Benign prostatic hyperplasia (BPH) (also called nodular hyperplasia; glandular and stromal hyperplasia) is extremely common.
Benign prostatic hyperplasia (BPH) (also called nodular hyperplasia; glandular and stromal hyperplasia) is extremely common. Androgens (dihydrotestosterone) play an important role in the pathogenesis, and the lesion is not premalignant.

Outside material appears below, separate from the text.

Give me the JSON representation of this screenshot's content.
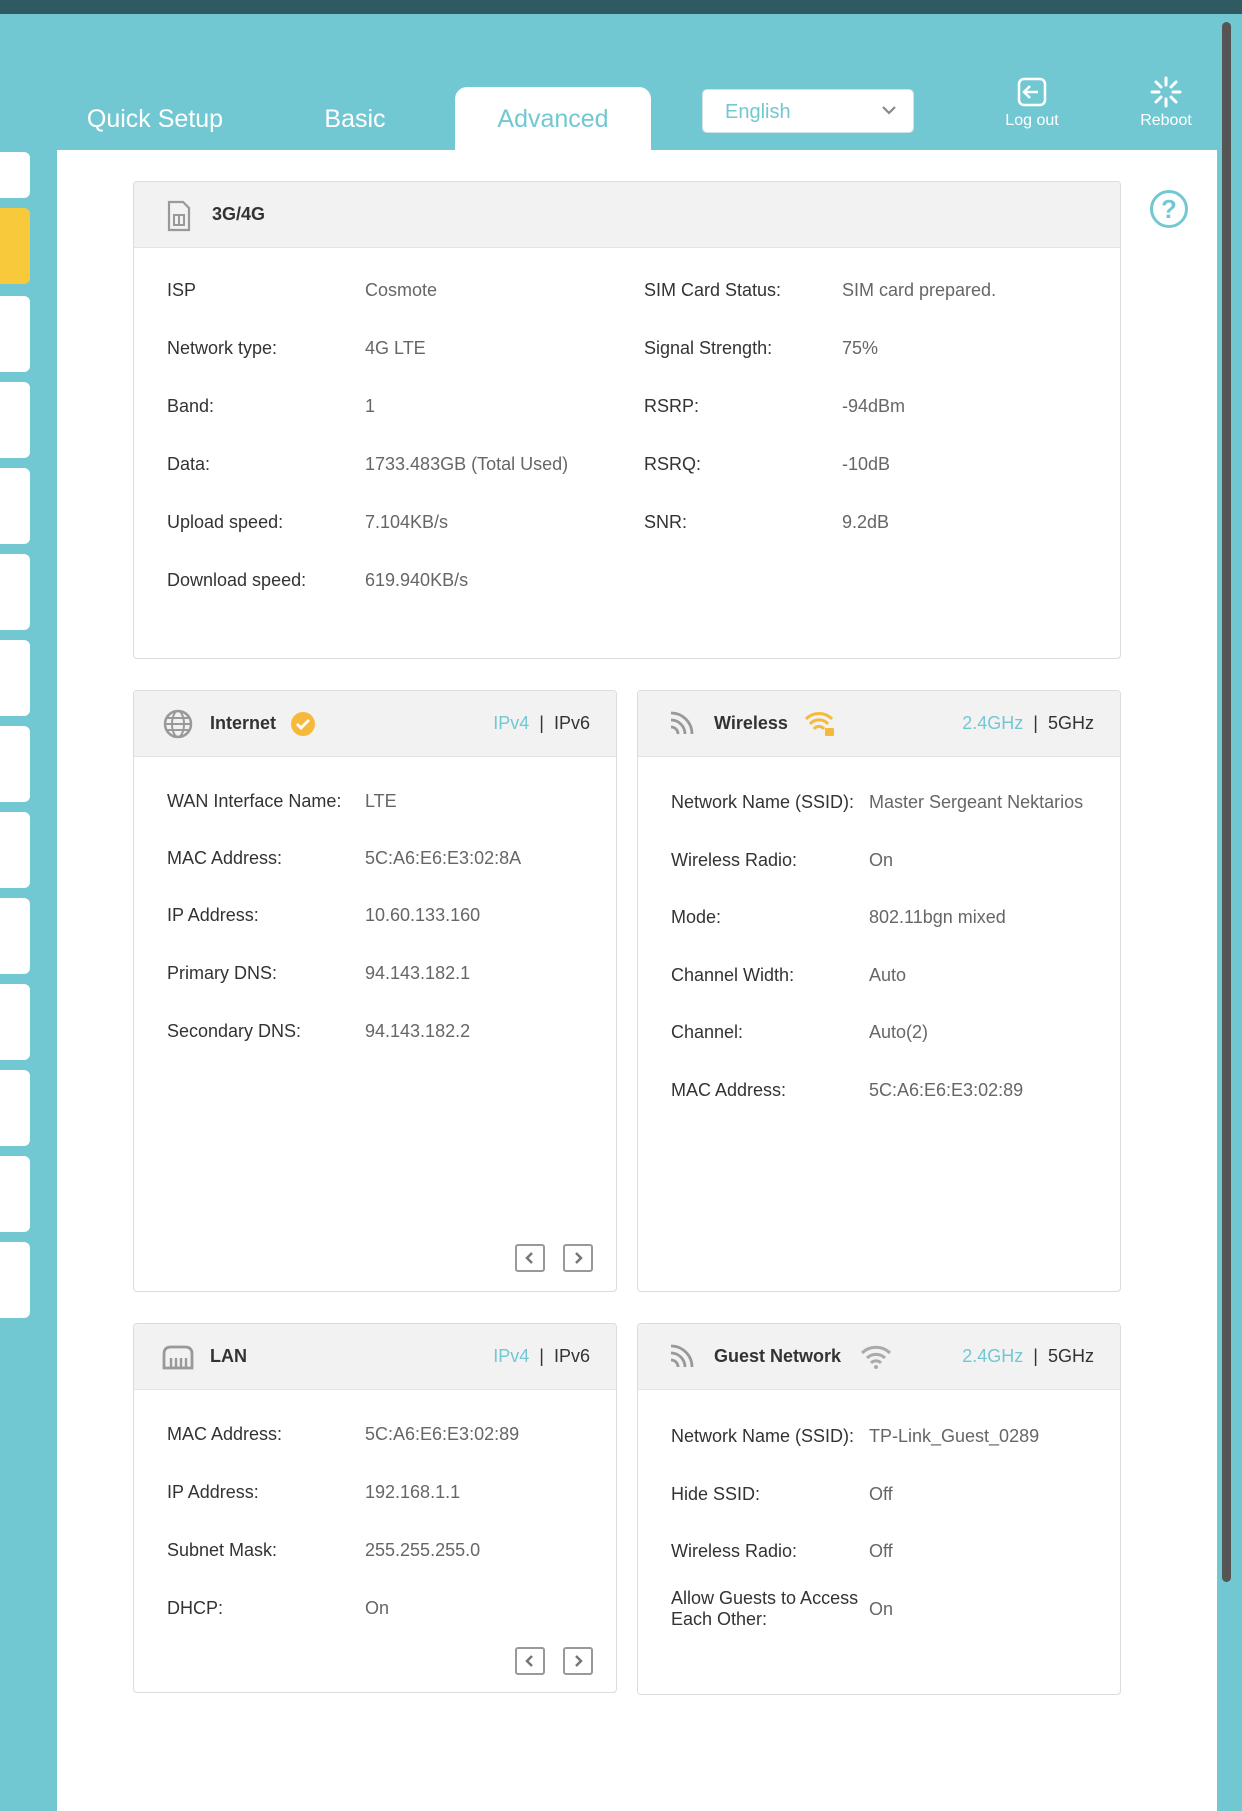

The inci-dence increases with age (age 60 is 70%; age 70 is 80%). BPH typically presents with the following:
- Decreased caliber and force of stream
- Trouble starting (hesitancy)/stopping the stream
- Postvoid dribbling
- Urinary retention
- Possible elevation in prostate specific antigen (PSA) but usually <10 ng/mL
Complications include urinary tract infection, urinary bladder trabeculation and diverticula formation, and hydronephrosis and renal failure (rare). Treatment varies, with available modalities including transurethral resection of prostate (TURP); the 5-alpha reductase inhibitor, finasteride (Proscar); and the selective alpaha-1 receptor blockers, terazosin and prazosin.
Grossly, BPH causes an enlarged prostate with well-demarcated nodules in the tran-sition and central (periurethral) zones, which often results in slit-like compression of the prostatic urethra. Microscopically, the lesion shows glandular and stromal hyperplasia resulting in the characteristic prostate enlargement.
Prostate adenocarcinoma is the most common cancer in men in the United States and the second most common cause of cancer death in men. The incidence increases with age, and the highest rate is in African Americans.
- Often clinically silent but may present with lower back pain secondary to metastasis
- Advanced localized disease may present with urinary tract obstruction or UTI (rare)
- Tumor can be detected with digital rectal exam (induration), serum PSA level, and transrectal U/S and biopsy
- Metastases most commonly involve obturator and pelvic lymph nodes
- Osteoblastic bone metastasis to lumbar spine can occur, and can be associated with elevated alkaline phosphatase
Treatment of local disease is prostatectomy and/or external beam radiation. The meta-static disease is treated with orchiectomy, estrogens, or LHRH agonists and anti-androgens. The disease course can be monitored with PSA levels.
Pathologically, an ill-defined, firm, yellow mass commonly arises in the posterior aspect of the peripheral zone. Microscopically, adenocarcinoma is graded with the Gleason system, which scores glandular differentiation. TMPRSS2-ETS fusion genes are present in nearly 50% of all prostatic carcinomas.
- Acute prostatitis is usually caused by intraprostatic reflux of urinary tract pathogens.
- Chronic prostatitis may develop following recurrent acute prostatitis, and bacterial pathogens may not be detectable. Chronic nonbacterial prostatitis (chronic pelvic pain syndrome) is more common than bacterial prostatitis.
- Clinical findings can include fever (acute prostatitis), pain (lower back, perineal, or suprapubic), painful prostate on rectal exam, and dysuria (with pos-sible hematuria).